In 1909 and 1910, Russian photographer Sergei Mikhailovich Prokudin-Gorskii (1863–1944) traveled extensively in the territory around the Ural Mountains, where he photographed railroad installations, factories, urban settings, and natural landscapes. In the summer of 1910, he traveled along the Samara-Zlatoust Railroad, (built in 1885–90; now the Ufa-Chelyabinsk line), subsequently a link in the Trans-Siberian Railway. Although not identified in the original caption, there is convincing evidence that the body of water shown here is Lake Ziuratkul, located in the Satka region of Chelyabinsk Oblast. Prokudin-Gorskii took many photographs in the area, including some documenting the Ziuratkul Mountain range. The lake has long been considered a natural wonder; on its shores are conifer forests and mountains rise as backdrops. The lake is now the center of a national park. In this image, a seated fisherman wearing hide wading boots is shown gazing toward the sunset. Moored among the pine trees are a rowboat and a smaller wooden shell belonging to the fisherman. Prokudin-Gorskii used a special color photography process to create a visual record of the Russian Empire in the early 20th century. Some of his photographs date from about 1905, but the bulk of his work is from between 1909 and 1915, when, with the support of Tsar Nicholas II and the Ministry of Transportation, he undertook extended trips through many different parts of the empire.

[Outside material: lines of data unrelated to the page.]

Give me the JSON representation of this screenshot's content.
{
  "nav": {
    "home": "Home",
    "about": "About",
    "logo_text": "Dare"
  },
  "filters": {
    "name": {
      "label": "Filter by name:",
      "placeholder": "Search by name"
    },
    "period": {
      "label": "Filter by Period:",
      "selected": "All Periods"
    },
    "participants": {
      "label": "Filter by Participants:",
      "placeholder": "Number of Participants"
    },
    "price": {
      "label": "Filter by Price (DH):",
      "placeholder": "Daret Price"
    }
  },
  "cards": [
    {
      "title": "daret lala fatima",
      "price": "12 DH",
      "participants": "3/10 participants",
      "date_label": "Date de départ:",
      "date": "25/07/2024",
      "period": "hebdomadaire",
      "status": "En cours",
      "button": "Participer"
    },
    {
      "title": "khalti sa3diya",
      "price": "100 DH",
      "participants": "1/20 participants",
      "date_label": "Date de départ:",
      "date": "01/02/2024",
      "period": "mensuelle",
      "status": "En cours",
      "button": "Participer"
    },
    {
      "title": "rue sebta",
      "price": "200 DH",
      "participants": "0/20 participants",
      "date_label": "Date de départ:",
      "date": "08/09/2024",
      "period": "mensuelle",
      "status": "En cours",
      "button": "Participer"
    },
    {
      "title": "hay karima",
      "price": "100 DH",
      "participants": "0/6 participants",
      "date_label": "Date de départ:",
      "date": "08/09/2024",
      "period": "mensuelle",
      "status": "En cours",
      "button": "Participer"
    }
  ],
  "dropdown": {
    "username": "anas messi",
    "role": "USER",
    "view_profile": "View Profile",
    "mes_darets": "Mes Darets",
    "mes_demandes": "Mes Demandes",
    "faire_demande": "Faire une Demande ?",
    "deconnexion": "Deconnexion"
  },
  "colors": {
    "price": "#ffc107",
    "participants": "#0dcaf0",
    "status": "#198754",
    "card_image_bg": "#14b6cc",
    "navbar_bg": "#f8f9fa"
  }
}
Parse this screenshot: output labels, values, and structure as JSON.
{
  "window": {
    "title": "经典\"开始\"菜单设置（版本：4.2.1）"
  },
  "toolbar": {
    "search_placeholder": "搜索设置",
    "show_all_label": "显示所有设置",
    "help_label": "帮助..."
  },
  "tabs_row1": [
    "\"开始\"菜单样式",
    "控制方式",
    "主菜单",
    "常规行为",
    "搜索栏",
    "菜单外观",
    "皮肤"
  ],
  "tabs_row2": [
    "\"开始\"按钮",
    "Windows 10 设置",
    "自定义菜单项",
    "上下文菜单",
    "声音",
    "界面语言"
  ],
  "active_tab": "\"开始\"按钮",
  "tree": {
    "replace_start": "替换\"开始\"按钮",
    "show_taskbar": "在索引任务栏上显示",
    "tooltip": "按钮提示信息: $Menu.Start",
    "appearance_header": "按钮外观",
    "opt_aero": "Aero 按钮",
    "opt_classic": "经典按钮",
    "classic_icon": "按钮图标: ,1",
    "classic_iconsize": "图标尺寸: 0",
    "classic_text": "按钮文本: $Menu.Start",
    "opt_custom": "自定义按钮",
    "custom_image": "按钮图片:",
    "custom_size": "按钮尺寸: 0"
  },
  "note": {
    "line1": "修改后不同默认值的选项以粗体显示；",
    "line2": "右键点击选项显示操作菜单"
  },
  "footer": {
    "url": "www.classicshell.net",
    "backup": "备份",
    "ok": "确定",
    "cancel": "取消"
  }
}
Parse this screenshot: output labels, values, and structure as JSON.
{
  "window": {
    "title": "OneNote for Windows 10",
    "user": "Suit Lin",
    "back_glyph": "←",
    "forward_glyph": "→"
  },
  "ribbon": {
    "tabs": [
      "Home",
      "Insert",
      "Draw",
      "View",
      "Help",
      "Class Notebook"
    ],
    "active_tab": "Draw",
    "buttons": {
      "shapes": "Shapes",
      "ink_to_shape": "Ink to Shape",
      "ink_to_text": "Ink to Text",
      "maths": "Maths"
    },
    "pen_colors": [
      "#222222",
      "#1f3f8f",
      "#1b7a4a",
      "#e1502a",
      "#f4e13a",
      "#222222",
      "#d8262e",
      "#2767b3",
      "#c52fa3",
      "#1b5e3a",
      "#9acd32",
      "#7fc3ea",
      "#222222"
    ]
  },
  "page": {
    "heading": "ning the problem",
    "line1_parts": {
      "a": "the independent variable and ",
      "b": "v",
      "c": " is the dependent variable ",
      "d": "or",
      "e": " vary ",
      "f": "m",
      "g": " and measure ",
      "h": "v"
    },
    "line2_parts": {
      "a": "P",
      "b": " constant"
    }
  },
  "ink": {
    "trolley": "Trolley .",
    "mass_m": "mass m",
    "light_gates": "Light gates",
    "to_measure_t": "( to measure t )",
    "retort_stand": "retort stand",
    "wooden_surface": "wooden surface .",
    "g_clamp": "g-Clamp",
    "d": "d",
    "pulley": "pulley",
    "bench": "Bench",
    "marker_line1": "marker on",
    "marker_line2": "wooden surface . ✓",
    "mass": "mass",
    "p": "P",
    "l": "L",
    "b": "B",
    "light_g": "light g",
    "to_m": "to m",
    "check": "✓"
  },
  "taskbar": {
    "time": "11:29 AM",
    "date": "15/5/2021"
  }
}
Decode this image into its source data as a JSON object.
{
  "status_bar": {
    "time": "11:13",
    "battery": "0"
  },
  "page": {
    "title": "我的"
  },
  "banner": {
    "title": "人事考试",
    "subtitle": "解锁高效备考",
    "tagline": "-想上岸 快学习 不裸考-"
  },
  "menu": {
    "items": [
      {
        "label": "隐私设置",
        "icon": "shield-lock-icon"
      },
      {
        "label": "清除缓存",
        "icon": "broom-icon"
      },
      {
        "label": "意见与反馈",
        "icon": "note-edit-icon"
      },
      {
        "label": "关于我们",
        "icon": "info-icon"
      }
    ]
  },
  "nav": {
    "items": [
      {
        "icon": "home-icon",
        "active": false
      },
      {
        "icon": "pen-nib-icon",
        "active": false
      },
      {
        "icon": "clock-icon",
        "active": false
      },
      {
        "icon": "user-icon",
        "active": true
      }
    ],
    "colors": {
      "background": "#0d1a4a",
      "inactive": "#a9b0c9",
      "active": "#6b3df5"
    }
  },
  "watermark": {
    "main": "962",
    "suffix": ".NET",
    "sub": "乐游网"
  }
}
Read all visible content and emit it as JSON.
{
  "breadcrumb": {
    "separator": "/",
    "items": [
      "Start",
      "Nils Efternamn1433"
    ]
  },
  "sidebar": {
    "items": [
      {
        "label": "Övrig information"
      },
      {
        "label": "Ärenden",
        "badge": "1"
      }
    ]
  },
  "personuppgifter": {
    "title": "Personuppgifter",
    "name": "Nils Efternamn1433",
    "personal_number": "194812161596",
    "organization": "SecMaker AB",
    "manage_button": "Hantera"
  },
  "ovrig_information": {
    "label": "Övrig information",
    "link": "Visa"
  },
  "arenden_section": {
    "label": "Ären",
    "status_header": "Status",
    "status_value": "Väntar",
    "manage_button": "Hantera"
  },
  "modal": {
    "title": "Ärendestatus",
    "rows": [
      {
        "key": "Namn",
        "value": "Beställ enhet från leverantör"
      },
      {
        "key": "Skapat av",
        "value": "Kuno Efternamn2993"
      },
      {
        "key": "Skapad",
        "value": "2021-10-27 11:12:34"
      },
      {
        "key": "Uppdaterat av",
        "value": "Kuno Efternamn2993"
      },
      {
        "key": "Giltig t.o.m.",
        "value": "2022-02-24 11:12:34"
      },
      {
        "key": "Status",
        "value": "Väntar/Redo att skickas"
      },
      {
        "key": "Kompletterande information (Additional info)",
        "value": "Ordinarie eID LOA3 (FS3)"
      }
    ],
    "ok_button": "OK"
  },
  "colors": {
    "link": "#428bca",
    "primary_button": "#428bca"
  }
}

Title in Original Language
Type of Item
Glass negative (presented as a digital color composite)
- Prokudin-Gorskii’s photographic work survives primarily in two forms: 1,901 black-and-white triple-frame glass plate negatives, made with color separation filters, which Prokudin-Gorskii used to make color prints and lantern slides; and 12 albums of sepia-tone prints, made from the glass negatives, which Prokudin-Gorskii compiled as a record of his travels and studies. The Library of Congress purchased the glass plate negatives and the albums from the Prokudin-Gorskii family in 1948. In 2004, the Library of Congress had digital color composites made from all the surviving glass negatives using a software algorithm to automatically align the color components. As with most historical photographs, title and subject identifications are corrected and enhanced through new research. Current information on the collection is at http://www.loc.gov/pictures/collection/prok/.
Last updated: September 28, 2016